Andy Miller reports, this could be the General Assembly session that rocks Georgia health care. Between the regulatory reform measures already introduced, and the coming bill on federal “waivers,’’ lawmakers have a chance to reconfigure the medical landscape in the state.
Jim Galloway reports, if you’re looking for the point at which Republicans in Georgia began their slow turn toward Obamacare and the expansion of health care coverage it offers, 2015 is one of several places to start. That’s when the state’s business leaders were presented with evidence that the U.S. could quickly end up with two economies: One for states with adequate health care, and another for states without.
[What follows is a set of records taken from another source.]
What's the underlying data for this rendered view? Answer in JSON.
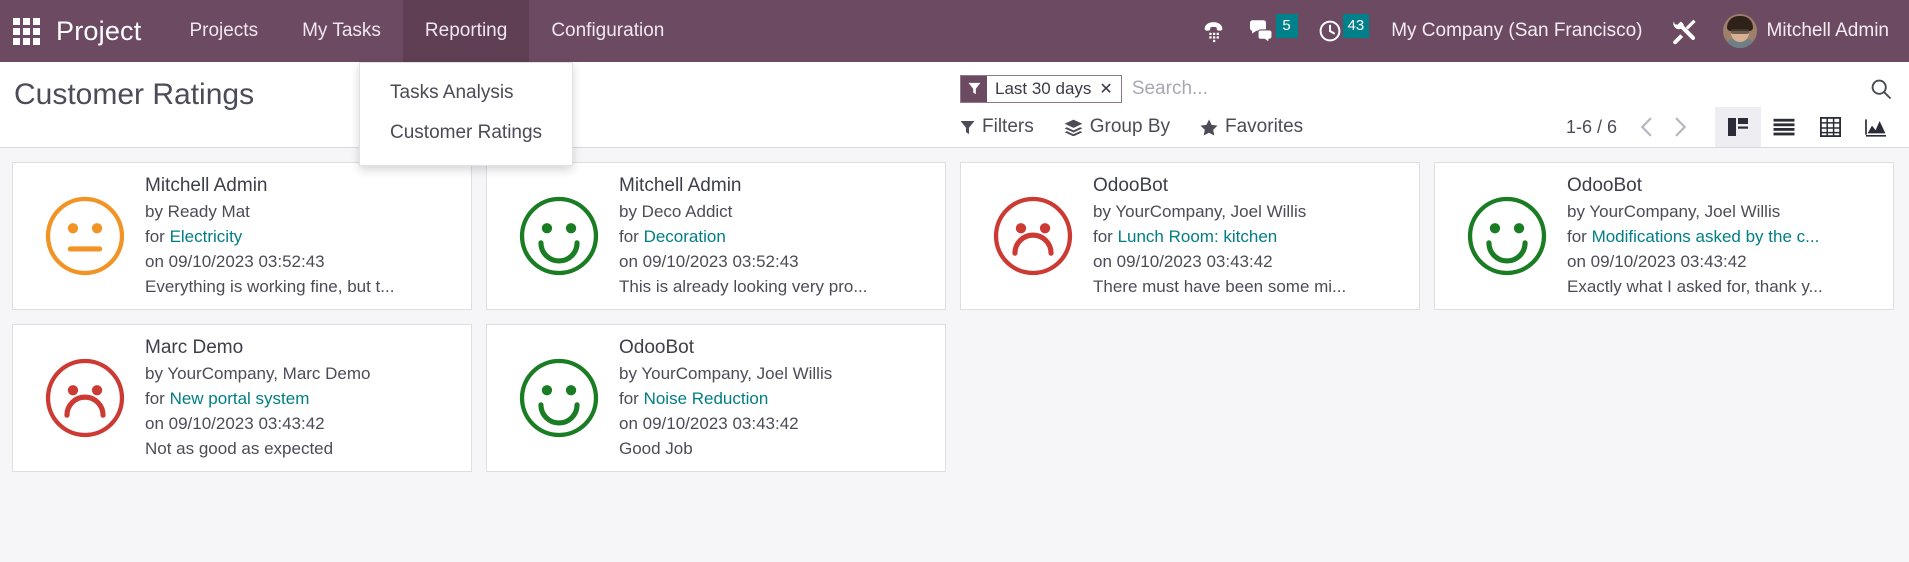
{
  "navbar": {
    "apps_icon": "apps-grid-icon",
    "brand": "Project",
    "menus": [
      {
        "label": "Projects",
        "active": false
      },
      {
        "label": "My Tasks",
        "active": false
      },
      {
        "label": "Reporting",
        "active": true
      },
      {
        "label": "Configuration",
        "active": false
      }
    ],
    "systray": {
      "voip_icon": "phone-dialpad-icon",
      "messages_icon": "chat-bubbles-icon",
      "messages_count": "5",
      "activities_icon": "clock-icon",
      "activities_count": "43",
      "company": "My Company (San Francisco)",
      "debug_icon": "tools-wrench-icon",
      "username": "Mitchell Admin",
      "avatar_icon": "user-avatar"
    },
    "accent_color": "#6c4a61",
    "active_menu_color": "#5e3f54",
    "badge_color": "#00808a"
  },
  "dropdown": {
    "open_for": "Reporting",
    "items": [
      {
        "label": "Tasks Analysis"
      },
      {
        "label": "Customer Ratings"
      }
    ]
  },
  "control_panel": {
    "breadcrumb": "Customer Ratings",
    "search": {
      "facet_icon": "filter-funnel-icon",
      "facet_label": "Last 30 days",
      "facet_close_icon": "close-x-icon",
      "value": "",
      "placeholder": "Search...",
      "search_icon": "magnifier-icon"
    },
    "dropdowns": [
      {
        "label": "Filters",
        "icon": "filter-funnel-icon"
      },
      {
        "label": "Group By",
        "icon": "layers-stack-icon"
      },
      {
        "label": "Favorites",
        "icon": "star-icon"
      }
    ],
    "pager": {
      "value": "1-6 / 6",
      "prev_icon": "chevron-left-icon",
      "next_icon": "chevron-right-icon"
    },
    "views": [
      {
        "name": "kanban",
        "icon": "kanban-view-icon",
        "active": true
      },
      {
        "name": "list",
        "icon": "list-view-icon",
        "active": false
      },
      {
        "name": "pivot",
        "icon": "pivot-table-icon",
        "active": false
      },
      {
        "name": "graph",
        "icon": "graph-area-icon",
        "active": false
      }
    ]
  },
  "kanban": {
    "cards": [
      {
        "rating": "neutral",
        "rating_color": "#f29325",
        "name": "Mitchell Admin",
        "by": "by Ready Mat",
        "for_prefix": "for ",
        "for_link": "Electricity",
        "on": "on 09/10/2023 03:52:43",
        "feedback": "Everything is working fine, but t..."
      },
      {
        "rating": "happy",
        "rating_color": "#1a7d23",
        "name": "Mitchell Admin",
        "by": "by Deco Addict",
        "for_prefix": "for ",
        "for_link": "Decoration",
        "on": "on 09/10/2023 03:52:43",
        "feedback": "This is already looking very pro..."
      },
      {
        "rating": "sad",
        "rating_color": "#cc3b33",
        "name": "OdooBot",
        "by": "by YourCompany, Joel Willis",
        "for_prefix": "for ",
        "for_link": "Lunch Room: kitchen",
        "on": "on 09/10/2023 03:43:42",
        "feedback": "There must have been some mi..."
      },
      {
        "rating": "happy",
        "rating_color": "#1a7d23",
        "name": "OdooBot",
        "by": "by YourCompany, Joel Willis",
        "for_prefix": "for ",
        "for_link": "Modifications asked by the c...",
        "on": "on 09/10/2023 03:43:42",
        "feedback": "Exactly what I asked for, thank y..."
      },
      {
        "rating": "sad",
        "rating_color": "#cc3b33",
        "name": "Marc Demo",
        "by": "by YourCompany, Marc Demo",
        "for_prefix": "for ",
        "for_link": "New portal system",
        "on": "on 09/10/2023 03:43:42",
        "feedback": "Not as good as expected"
      },
      {
        "rating": "happy",
        "rating_color": "#1a7d23",
        "name": "OdooBot",
        "by": "by YourCompany, Joel Willis",
        "for_prefix": "for ",
        "for_link": "Noise Reduction",
        "on": "on 09/10/2023 03:43:42",
        "feedback": "Good Job"
      }
    ]
  }
}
The Technical College System of Georgia (TCSG) announced it is providing $6 million to fund new college and career academies in Muscogee and Catoosa counties. The new academies will offer high school students learning experiences that combine classroom instruction with real-world applications in several of Georgia’s leading industries. The goal is to prepare students for […]
The Georgia Department of Community Affairs (DCA) recently designated seven cities as Rural Zones. Adel, Douglas, Eatonton, Forsyth, Rossville, Villa Rica and Washington will be eligible to receive tax credits for individuals who create jobs and make qualifying investments in the cities’ historic downtown areas. The Rural Zone designation lasts for five years and projects […]
Exotic destinations throughout the world. Luxury accommodations that include gourmet meals prepared by five-star chefs. Experienced, knowledgeable and attentive guides. If these sound like they’d be a good fit for a family member’s or friend’s bucket list, a travel experience with Aggressor Adventures could be the perfect holiday gift. The Augusta company has been in […]